Patty DiRenzo wanted to do something about Urban Stash Spot Clothing, a California-based company that appeared to be glorifying drugs on their clothes.
DiRenzo knew the dangers of drugs firsthand. In 2010 she lost her 26-year-old son, Sal, to a heroin overdose. In the years since then she has become an activist against the heroin epidemic in New Jersey, and decided to let Urban Stash Spot Clothing know that it was inappropriate to glamorize drug use.
“Explain to me how glamorizing drugs on clothes is good???” she wrote in an email, via MyFoxChicago, “I lost my son to drugs and do not understand why you would create clothing that glamorizes them — I will be reaching out to my support groups through social media to fight against your clothing.”
What she got in response was shocking. The company fired back three emails, calling her a “b**ch” and mocking her dead son.
The company wrote:

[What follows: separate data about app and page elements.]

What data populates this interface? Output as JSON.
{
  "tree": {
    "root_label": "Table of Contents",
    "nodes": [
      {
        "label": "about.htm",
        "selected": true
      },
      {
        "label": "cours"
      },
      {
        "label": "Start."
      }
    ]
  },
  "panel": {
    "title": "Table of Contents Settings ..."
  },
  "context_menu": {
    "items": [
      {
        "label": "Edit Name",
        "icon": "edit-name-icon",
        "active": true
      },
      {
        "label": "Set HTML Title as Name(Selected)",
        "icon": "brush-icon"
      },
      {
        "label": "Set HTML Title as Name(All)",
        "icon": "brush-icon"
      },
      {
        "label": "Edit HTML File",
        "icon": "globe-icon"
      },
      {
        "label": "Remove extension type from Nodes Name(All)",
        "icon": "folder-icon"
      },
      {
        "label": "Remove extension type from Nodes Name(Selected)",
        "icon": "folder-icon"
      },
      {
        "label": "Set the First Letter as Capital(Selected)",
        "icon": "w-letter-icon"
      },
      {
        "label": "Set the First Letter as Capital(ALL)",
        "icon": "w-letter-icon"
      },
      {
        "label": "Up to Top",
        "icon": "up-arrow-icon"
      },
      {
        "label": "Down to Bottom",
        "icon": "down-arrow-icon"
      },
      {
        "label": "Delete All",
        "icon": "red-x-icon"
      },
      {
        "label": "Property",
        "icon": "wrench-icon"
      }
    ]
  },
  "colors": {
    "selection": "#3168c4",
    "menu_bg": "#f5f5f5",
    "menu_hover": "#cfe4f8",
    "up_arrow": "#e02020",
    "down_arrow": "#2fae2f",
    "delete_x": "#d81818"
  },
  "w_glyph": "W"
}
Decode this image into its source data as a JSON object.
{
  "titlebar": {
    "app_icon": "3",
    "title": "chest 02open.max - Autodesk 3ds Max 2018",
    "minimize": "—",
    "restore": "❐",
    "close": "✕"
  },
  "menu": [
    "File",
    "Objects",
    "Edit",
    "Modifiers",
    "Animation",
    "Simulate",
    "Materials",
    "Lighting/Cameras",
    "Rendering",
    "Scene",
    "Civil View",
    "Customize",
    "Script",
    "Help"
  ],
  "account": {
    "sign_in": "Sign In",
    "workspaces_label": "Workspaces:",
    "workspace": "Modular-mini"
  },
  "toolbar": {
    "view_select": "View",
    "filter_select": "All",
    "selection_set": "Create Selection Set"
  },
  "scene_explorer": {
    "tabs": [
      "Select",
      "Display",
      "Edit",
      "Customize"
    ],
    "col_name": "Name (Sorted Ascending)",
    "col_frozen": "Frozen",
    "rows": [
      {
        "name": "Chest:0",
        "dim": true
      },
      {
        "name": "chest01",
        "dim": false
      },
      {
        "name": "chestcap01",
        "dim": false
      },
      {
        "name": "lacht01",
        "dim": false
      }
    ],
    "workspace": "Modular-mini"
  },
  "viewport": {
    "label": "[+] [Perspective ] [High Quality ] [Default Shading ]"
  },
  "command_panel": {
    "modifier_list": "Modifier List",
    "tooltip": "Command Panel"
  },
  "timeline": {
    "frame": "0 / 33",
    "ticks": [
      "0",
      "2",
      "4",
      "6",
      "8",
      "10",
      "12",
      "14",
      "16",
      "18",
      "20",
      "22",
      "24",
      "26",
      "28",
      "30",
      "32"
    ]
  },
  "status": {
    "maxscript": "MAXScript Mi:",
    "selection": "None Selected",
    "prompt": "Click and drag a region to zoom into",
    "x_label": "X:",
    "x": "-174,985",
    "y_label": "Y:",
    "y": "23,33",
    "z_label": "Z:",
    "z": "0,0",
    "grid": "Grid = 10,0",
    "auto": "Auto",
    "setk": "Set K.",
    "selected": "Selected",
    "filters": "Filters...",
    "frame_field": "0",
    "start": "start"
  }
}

EMAIL #1: “Buy B**ch help your kid out next time.”
EMAIL #2: “#UrbanGangB**ch, don’t be mad at Fields cause ur son made stupid decisions 100.”
EMAIL #3: “No one gives a f*** how you lost your son, F*** YOUR SON. I’d kill em myself if he was alive still lol jk you f***ing petty b***h…post this too you f***ing lowlife. You still won’t do a damn thing and you aren’t going to change s**t! You’re as insignificant as a grain of sand so just wash away.”
The emails have now gone viral. After MyFoxChicago picked up the story, it became one of the top-rated posts on Reddit and drew outrage across the internet.
“It was upsetting, I was hurt. I was, literally hurt, I mean, I didn’t know what to do. I was so dumbfounded because I could not believe that a business would operate this way,” DiRenzo explained.
The email seemed to be keeping in the spirit of the company, whose founders met and started the company while in prison.
The company’s website explains the company line.
“Urban Stash Spot Clothing was a dream that two brothers and a close friend formed while actually in prison paying their debts to the streets. They decided to get their lives on the right path by telling their stories through their designs. Every design you see is based on actual events that they have experienced first hand.
“The name ‘Stash Spot’ came from the question, ‘What is it that every person can relate to, even if they haven’t lived the street life?’ Survival is the answer. Life is all about survival, so what better name for the brand then, Stash Spot – something that every person must have from students to teachers, doctors, lawyers and so on.”
Urban Stash Spot Clothing has defended the emails, writing that “we don’t sell drugs we only put it on clothes we teach kids how to put the drugs down & sell clothes wit drugs on there.” But Patty DiRenzo said she is still hurt, and “dumbfounded” that a business could operate in such a way.
[Image via Instagram]